▸ Supplied entries
______

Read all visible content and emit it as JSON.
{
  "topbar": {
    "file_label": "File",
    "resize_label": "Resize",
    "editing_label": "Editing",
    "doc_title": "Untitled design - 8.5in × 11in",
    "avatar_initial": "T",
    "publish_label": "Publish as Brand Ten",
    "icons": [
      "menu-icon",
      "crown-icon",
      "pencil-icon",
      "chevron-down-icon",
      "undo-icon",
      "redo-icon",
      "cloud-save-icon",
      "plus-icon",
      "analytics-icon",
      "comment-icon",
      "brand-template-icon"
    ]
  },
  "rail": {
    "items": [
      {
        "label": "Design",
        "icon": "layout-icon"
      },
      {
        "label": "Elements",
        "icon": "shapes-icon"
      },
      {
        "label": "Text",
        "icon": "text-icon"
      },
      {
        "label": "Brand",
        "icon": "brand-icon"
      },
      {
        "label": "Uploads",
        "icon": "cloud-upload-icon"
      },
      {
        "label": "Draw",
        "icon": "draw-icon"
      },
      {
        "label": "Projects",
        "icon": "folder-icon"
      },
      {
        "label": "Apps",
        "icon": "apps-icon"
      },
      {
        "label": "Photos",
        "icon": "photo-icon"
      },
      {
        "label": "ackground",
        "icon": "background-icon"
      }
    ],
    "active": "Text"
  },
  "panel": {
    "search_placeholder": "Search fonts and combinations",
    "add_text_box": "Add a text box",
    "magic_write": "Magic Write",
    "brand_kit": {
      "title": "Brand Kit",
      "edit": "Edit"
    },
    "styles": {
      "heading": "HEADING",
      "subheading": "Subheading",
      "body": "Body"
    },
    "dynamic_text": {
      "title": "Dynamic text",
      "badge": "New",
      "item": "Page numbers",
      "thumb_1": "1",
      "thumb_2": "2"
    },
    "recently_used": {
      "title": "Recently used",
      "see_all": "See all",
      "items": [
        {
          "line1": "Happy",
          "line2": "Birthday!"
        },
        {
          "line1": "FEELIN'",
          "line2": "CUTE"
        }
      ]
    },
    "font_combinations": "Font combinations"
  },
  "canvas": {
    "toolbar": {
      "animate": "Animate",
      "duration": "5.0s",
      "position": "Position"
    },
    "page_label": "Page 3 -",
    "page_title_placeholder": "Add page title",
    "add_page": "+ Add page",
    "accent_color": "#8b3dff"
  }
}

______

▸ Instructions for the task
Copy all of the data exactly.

▸ Response below
Read all visible content and emit it as JSON.
{
  "topbar": {
    "file_label": "File",
    "resize_label": "Resize",
    "editing_label": "Editing",
    "doc_title": "Untitled design - 8.5in × 11in",
    "avatar_initial": "T",
    "publish_label": "Publish as Brand Ten",
    "icons": [
      "menu-icon",
      "crown-icon",
      "pencil-icon",
      "chevron-down-icon",
      "undo-icon",
      "redo-icon",
      "cloud-save-icon",
      "plus-icon",
      "analytics-icon",
      "comment-icon",
      "brand-template-icon"
    ]
  },
  "rail": {
    "items": [
      {
        "label": "Design",
        "icon": "layout-icon"
      },
      {
        "label": "Elements",
        "icon": "shapes-icon"
      },
      {
        "label": "Text",
        "icon": "text-icon"
      },
      {
        "label": "Brand",
        "icon": "brand-icon"
      },
      {
        "label": "Uploads",
        "icon": "cloud-upload-icon"
      },
      {
        "label": "Draw",
        "icon": "draw-icon"
      },
      {
        "label": "Projects",
        "icon": "folder-icon"
      },
      {
        "label": "Apps",
        "icon": "apps-icon"
      },
      {
        "label": "Photos",
        "icon": "photo-icon"
      },
      {
        "label": "ackground",
        "icon": "background-icon"
      }
    ],
    "active": "Text"
  },
  "panel": {
    "search_placeholder": "Search fonts and combinations",
    "add_text_box": "Add a text box",
    "magic_write": "Magic Write",
    "brand_kit": {
      "title": "Brand Kit",
      "edit": "Edit"
    },
    "styles": {
      "heading": "HEADING",
      "subheading": "Subheading",
      "body": "Body"
    },
    "dynamic_text": {
      "title": "Dynamic text",
      "badge": "New",
      "item": "Page numbers",
      "thumb_1": "1",
      "thumb_2": "2"
    },
    "recently_used": {
      "title": "Recently used",
      "see_all": "See all",
      "items": [
        {
          "line1": "Happy",
          "line2": "Birthday!"
        },
        {
          "line1": "FEELIN'",
          "line2": "CUTE"
        }
      ]
    },
    "font_combinations": "Font combinations"
  },
  "canvas": {
    "toolbar": {
      "animate": "Animate",
      "duration": "5.0s",
      "position": "Position"
    },
    "page_label": "Page 3 -",
    "page_title_placeholder": "Add page title",
    "add_page": "+ Add page",
    "accent_color": "#8b3dff"
  }
}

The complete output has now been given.